Entries from a dataset of interfaces
****************************************
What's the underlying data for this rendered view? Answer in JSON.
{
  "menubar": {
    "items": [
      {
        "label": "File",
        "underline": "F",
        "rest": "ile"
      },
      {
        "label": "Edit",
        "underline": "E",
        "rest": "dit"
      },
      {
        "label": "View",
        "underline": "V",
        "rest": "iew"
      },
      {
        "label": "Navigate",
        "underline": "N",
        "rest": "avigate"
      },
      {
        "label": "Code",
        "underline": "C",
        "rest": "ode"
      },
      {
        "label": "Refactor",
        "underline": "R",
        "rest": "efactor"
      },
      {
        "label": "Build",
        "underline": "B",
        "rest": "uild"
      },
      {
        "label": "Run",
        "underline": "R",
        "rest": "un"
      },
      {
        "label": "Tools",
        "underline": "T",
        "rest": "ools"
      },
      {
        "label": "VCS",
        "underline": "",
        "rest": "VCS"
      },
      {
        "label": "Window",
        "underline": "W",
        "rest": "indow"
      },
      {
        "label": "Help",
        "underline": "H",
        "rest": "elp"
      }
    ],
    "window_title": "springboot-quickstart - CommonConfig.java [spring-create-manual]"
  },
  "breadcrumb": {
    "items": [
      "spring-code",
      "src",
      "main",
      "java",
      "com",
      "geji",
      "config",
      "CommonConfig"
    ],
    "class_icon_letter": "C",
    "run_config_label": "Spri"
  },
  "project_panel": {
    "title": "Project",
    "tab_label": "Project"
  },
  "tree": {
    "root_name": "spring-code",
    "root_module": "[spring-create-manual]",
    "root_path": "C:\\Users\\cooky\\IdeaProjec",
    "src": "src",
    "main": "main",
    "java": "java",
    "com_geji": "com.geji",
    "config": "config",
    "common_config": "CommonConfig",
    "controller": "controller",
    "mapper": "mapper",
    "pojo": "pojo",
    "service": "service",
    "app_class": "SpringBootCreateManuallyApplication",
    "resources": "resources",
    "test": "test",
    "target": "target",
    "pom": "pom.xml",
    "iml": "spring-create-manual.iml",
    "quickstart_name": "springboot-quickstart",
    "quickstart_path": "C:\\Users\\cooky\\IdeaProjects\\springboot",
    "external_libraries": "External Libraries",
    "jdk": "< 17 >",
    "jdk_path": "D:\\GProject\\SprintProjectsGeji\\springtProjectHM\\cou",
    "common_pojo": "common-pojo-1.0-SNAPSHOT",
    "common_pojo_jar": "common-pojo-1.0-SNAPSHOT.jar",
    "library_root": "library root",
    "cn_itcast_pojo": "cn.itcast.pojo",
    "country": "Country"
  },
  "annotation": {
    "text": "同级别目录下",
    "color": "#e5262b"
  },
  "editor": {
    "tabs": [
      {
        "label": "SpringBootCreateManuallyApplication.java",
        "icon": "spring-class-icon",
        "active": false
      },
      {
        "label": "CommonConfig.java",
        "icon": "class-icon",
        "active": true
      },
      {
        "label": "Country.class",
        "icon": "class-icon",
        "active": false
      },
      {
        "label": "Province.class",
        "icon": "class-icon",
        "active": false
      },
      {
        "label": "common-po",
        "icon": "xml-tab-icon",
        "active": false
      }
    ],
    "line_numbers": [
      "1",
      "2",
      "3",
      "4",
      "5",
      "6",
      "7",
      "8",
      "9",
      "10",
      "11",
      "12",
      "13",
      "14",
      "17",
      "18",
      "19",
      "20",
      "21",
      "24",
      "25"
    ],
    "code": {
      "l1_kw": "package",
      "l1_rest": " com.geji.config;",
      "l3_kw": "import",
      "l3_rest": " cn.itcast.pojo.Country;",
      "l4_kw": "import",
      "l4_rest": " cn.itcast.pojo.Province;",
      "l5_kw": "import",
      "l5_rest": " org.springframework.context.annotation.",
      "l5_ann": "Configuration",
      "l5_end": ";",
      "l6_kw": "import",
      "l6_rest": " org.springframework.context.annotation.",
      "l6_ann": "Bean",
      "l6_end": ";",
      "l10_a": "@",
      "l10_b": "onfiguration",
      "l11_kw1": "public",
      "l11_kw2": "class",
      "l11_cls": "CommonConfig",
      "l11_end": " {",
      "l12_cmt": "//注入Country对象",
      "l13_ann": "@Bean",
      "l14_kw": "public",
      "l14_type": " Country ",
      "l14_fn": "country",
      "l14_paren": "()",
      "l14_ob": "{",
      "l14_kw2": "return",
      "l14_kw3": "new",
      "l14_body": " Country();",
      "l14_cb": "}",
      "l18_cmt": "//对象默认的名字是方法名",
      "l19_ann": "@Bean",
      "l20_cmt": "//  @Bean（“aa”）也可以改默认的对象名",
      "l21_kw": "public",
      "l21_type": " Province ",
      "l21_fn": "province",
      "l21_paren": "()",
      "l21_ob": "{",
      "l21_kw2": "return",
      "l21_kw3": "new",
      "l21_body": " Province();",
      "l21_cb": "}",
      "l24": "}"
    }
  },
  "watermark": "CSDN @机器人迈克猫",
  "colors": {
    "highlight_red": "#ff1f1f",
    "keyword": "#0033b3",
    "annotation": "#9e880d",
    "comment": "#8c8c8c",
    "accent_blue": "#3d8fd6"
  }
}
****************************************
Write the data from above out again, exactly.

Response to the exercise:
What's the underlying data for this rendered view? Answer in JSON.
{
  "menubar": {
    "items": [
      {
        "label": "File",
        "underline": "F",
        "rest": "ile"
      },
      {
        "label": "Edit",
        "underline": "E",
        "rest": "dit"
      },
      {
        "label": "View",
        "underline": "V",
        "rest": "iew"
      },
      {
        "label": "Navigate",
        "underline": "N",
        "rest": "avigate"
      },
      {
        "label": "Code",
        "underline": "C",
        "rest": "ode"
      },
      {
        "label": "Refactor",
        "underline": "R",
        "rest": "efactor"
      },
      {
        "label": "Build",
        "underline": "B",
        "rest": "uild"
      },
      {
        "label": "Run",
        "underline": "R",
        "rest": "un"
      },
      {
        "label": "Tools",
        "underline": "T",
        "rest": "ools"
      },
      {
        "label": "VCS",
        "underline": "",
        "rest": "VCS"
      },
      {
        "label": "Window",
        "underline": "W",
        "rest": "indow"
      },
      {
        "label": "Help",
        "underline": "H",
        "rest": "elp"
      }
    ],
    "window_title": "springboot-quickstart - CommonConfig.java [spring-create-manual]"
  },
  "breadcrumb": {
    "items": [
      "spring-code",
      "src",
      "main",
      "java",
      "com",
      "geji",
      "config",
      "CommonConfig"
    ],
    "class_icon_letter": "C",
    "run_config_label": "Spri"
  },
  "project_panel": {
    "title": "Project",
    "tab_label": "Project"
  },
  "tree": {
    "root_name": "spring-code",
    "root_module": "[spring-create-manual]",
    "root_path": "C:\\Users\\cooky\\IdeaProjec",
    "src": "src",
    "main": "main",
    "java": "java",
    "com_geji": "com.geji",
    "config": "config",
    "common_config": "CommonConfig",
    "controller": "controller",
    "mapper": "mapper",
    "pojo": "pojo",
    "service": "service",
    "app_class": "SpringBootCreateManuallyApplication",
    "resources": "resources",
    "test": "test",
    "target": "target",
    "pom": "pom.xml",
    "iml": "spring-create-manual.iml",
    "quickstart_name": "springboot-quickstart",
    "quickstart_path": "C:\\Users\\cooky\\IdeaProjects\\springboot",
    "external_libraries": "External Libraries",
    "jdk": "< 17 >",
    "jdk_path": "D:\\GProject\\SprintProjectsGeji\\springtProjectHM\\cou",
    "common_pojo": "common-pojo-1.0-SNAPSHOT",
    "common_pojo_jar": "common-pojo-1.0-SNAPSHOT.jar",
    "library_root": "library root",
    "cn_itcast_pojo": "cn.itcast.pojo",
    "country": "Country"
  },
  "annotation": {
    "text": "同级别目录下",
    "color": "#e5262b"
  },
  "editor": {
    "tabs": [
      {
        "label": "SpringBootCreateManuallyApplication.java",
        "icon": "spring-class-icon",
        "active": false
      },
      {
        "label": "CommonConfig.java",
        "icon": "class-icon",
        "active": true
      },
      {
        "label": "Country.class",
        "icon": "class-icon",
        "active": false
      },
      {
        "label": "Province.class",
        "icon": "class-icon",
        "active": false
      },
      {
        "label": "common-po",
        "icon": "xml-tab-icon",
        "active": false
      }
    ],
    "line_numbers": [
      "1",
      "2",
      "3",
      "4",
      "5",
      "6",
      "7",
      "8",
      "9",
      "10",
      "11",
      "12",
      "13",
      "14",
      "17",
      "18",
      "19",
      "20",
      "21",
      "24",
      "25"
    ],
    "code": {
      "l1_kw": "package",
      "l1_rest": " com.geji.config;",
      "l3_kw": "import",
      "l3_rest": " cn.itcast.pojo.Country;",
      "l4_kw": "import",
      "l4_rest": " cn.itcast.pojo.Province;",
      "l5_kw": "import",
      "l5_rest": " org.springframework.context.annotation.",
      "l5_ann": "Configuration",
      "l5_end": ";",
      "l6_kw": "import",
      "l6_rest": " org.springframework.context.annotation.",
      "l6_ann": "Bean",
      "l6_end": ";",
      "l10_a": "@",
      "l10_b": "onfiguration",
      "l11_kw1": "public",
      "l11_kw2": "class",
      "l11_cls": "CommonConfig",
      "l11_end": " {",
      "l12_cmt": "//注入Country对象",
      "l13_ann": "@Bean",
      "l14_kw": "public",
      "l14_type": " Country ",
      "l14_fn": "country",
      "l14_paren": "()",
      "l14_ob": "{",
      "l14_kw2": "return",
      "l14_kw3": "new",
      "l14_body": " Country();",
      "l14_cb": "}",
      "l18_cmt": "//对象默认的名字是方法名",
      "l19_ann": "@Bean",
      "l20_cmt": "//  @Bean（“aa”）也可以改默认的对象名",
      "l21_kw": "public",
      "l21_type": " Province ",
      "l21_fn": "province",
      "l21_paren": "()",
      "l21_ob": "{",
      "l21_kw2": "return",
      "l21_kw3": "new",
      "l21_body": " Province();",
      "l21_cb": "}",
      "l24": "}"
    }
  },
  "watermark": "CSDN @机器人迈克猫",
  "colors": {
    "highlight_red": "#ff1f1f",
    "keyword": "#0033b3",
    "annotation": "#9e880d",
    "comment": "#8c8c8c",
    "accent_blue": "#3d8fd6"
  }
}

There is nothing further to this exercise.